━━━━━ DATA TO PROCESS

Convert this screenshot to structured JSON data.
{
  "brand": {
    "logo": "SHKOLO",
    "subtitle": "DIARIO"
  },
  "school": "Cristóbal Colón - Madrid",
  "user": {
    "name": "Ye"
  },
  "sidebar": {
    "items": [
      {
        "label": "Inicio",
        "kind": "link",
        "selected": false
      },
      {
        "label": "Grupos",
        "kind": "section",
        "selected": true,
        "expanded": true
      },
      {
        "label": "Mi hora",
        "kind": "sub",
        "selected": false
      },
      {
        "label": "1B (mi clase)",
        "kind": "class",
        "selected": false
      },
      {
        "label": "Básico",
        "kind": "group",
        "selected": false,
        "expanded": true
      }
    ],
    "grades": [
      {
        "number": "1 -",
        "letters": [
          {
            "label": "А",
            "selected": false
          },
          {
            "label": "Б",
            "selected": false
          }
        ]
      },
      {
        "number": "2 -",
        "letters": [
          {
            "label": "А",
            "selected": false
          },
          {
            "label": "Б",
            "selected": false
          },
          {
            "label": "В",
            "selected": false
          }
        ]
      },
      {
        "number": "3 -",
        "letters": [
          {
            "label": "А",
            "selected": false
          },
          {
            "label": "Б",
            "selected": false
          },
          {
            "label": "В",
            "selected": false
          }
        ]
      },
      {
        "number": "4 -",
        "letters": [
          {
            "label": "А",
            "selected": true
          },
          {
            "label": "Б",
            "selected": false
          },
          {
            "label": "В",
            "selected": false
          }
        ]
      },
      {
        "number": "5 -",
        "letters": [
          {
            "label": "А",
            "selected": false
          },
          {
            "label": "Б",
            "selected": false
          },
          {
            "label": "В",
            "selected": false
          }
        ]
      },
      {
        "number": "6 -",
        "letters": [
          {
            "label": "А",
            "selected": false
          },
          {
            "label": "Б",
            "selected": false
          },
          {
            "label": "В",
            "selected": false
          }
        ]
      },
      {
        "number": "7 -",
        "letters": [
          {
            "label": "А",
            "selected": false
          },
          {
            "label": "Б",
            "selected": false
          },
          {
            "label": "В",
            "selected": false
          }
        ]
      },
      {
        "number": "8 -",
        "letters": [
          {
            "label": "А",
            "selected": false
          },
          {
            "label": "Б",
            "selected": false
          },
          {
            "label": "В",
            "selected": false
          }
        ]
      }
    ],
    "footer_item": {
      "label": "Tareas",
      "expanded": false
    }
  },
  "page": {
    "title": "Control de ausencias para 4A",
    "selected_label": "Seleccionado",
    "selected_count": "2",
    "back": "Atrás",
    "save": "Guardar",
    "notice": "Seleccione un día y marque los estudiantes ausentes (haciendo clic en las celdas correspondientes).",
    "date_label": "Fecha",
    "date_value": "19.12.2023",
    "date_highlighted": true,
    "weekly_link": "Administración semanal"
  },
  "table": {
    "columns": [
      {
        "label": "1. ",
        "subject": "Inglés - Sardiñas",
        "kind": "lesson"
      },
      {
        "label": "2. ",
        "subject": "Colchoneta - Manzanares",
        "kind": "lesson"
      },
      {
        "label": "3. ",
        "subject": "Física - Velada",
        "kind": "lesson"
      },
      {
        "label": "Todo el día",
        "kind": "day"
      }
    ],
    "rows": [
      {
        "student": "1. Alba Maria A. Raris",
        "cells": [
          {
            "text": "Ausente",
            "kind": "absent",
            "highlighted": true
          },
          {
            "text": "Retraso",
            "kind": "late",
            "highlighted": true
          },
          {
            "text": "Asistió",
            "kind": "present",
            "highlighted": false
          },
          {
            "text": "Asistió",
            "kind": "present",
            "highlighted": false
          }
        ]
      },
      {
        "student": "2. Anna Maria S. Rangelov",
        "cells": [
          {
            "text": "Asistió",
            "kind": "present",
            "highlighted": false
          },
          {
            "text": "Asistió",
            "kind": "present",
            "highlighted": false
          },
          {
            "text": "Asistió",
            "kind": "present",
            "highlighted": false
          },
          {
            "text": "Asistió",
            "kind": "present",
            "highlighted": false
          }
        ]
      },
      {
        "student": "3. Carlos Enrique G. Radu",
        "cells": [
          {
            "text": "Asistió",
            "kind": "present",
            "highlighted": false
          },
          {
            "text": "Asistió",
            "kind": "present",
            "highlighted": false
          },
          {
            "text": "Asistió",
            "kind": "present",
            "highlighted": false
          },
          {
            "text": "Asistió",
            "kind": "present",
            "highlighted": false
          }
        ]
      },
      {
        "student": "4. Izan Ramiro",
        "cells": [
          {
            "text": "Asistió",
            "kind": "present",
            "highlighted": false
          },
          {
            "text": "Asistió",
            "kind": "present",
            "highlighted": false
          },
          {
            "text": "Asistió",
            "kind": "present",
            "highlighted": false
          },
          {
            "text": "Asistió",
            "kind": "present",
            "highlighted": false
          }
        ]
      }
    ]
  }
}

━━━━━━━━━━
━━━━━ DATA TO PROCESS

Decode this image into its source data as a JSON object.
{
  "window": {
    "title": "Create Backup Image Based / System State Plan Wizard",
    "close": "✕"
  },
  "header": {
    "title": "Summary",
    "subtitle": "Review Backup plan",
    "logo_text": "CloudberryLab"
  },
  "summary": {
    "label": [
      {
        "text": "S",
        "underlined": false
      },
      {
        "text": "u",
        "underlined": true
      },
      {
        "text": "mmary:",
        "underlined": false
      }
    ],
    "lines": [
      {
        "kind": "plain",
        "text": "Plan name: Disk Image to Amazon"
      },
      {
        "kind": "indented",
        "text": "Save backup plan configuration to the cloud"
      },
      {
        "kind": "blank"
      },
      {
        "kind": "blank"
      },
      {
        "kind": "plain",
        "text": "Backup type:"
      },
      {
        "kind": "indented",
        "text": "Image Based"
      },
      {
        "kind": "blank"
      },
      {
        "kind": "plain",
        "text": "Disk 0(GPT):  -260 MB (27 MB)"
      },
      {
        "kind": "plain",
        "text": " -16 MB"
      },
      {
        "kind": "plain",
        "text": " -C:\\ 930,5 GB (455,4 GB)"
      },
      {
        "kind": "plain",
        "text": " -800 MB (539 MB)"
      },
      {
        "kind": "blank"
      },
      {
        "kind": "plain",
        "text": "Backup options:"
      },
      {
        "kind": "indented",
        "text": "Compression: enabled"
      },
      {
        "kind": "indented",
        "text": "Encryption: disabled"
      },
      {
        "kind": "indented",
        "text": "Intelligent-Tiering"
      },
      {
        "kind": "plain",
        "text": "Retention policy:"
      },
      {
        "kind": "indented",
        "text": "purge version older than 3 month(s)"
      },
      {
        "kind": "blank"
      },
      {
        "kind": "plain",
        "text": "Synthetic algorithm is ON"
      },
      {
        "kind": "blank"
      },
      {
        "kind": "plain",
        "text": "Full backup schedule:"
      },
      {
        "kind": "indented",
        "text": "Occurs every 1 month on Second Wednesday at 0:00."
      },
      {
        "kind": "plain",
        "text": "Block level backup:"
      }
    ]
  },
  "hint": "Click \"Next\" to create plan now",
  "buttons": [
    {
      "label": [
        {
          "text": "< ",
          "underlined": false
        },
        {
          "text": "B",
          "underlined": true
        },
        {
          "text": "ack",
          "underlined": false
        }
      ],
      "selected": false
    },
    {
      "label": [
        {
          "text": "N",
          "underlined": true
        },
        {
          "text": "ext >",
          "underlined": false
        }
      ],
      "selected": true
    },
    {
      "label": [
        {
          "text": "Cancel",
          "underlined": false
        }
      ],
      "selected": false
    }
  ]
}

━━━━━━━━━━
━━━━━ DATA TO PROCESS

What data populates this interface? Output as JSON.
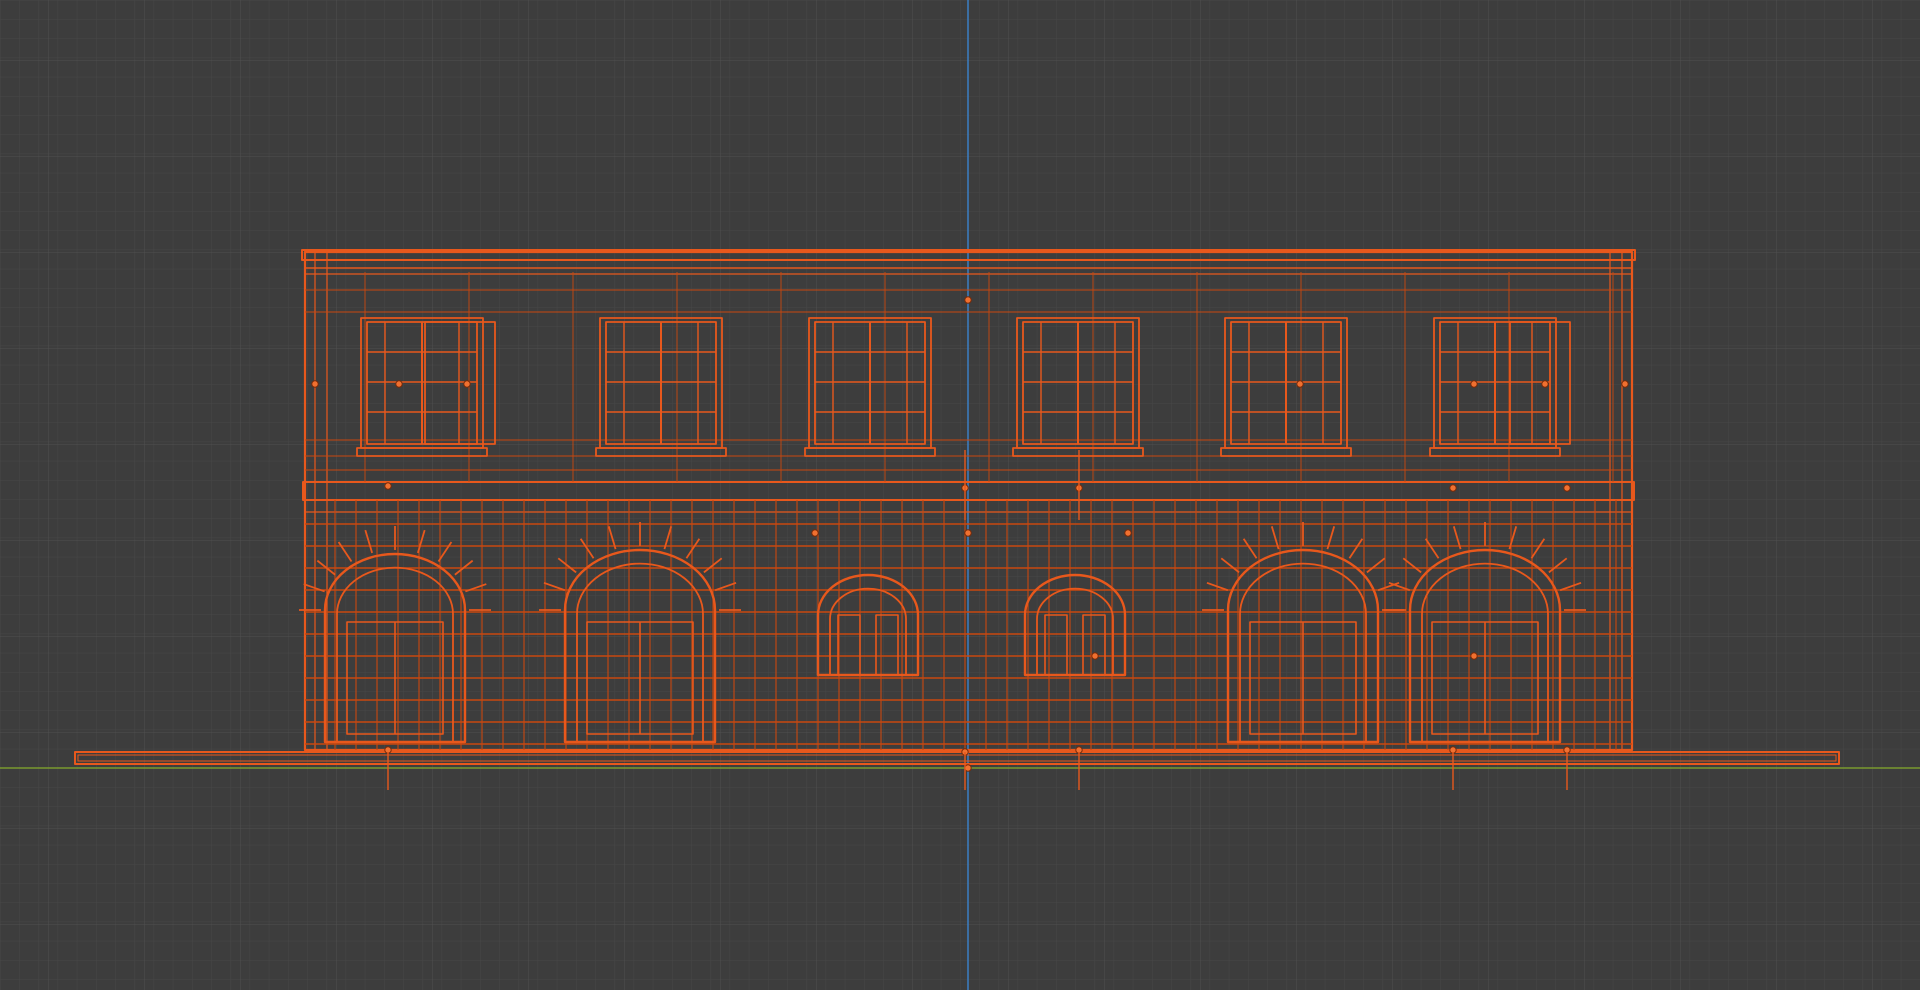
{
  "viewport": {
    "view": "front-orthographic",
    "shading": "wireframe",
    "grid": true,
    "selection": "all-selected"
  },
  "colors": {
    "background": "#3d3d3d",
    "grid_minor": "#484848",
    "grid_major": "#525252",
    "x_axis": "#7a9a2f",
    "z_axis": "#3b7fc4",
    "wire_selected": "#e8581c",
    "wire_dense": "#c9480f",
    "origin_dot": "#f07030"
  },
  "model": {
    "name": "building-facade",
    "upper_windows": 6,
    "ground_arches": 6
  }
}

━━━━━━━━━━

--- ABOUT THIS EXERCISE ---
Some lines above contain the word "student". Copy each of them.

--- SOLUTION BELOW ---
        "student": "1. Alba Maria A. Raris",
        "student": "2. Anna Maria S. Rangelov",
        "student": "3. Carlos Enrique G. Radu",
        "student": "4. Izan Ramiro",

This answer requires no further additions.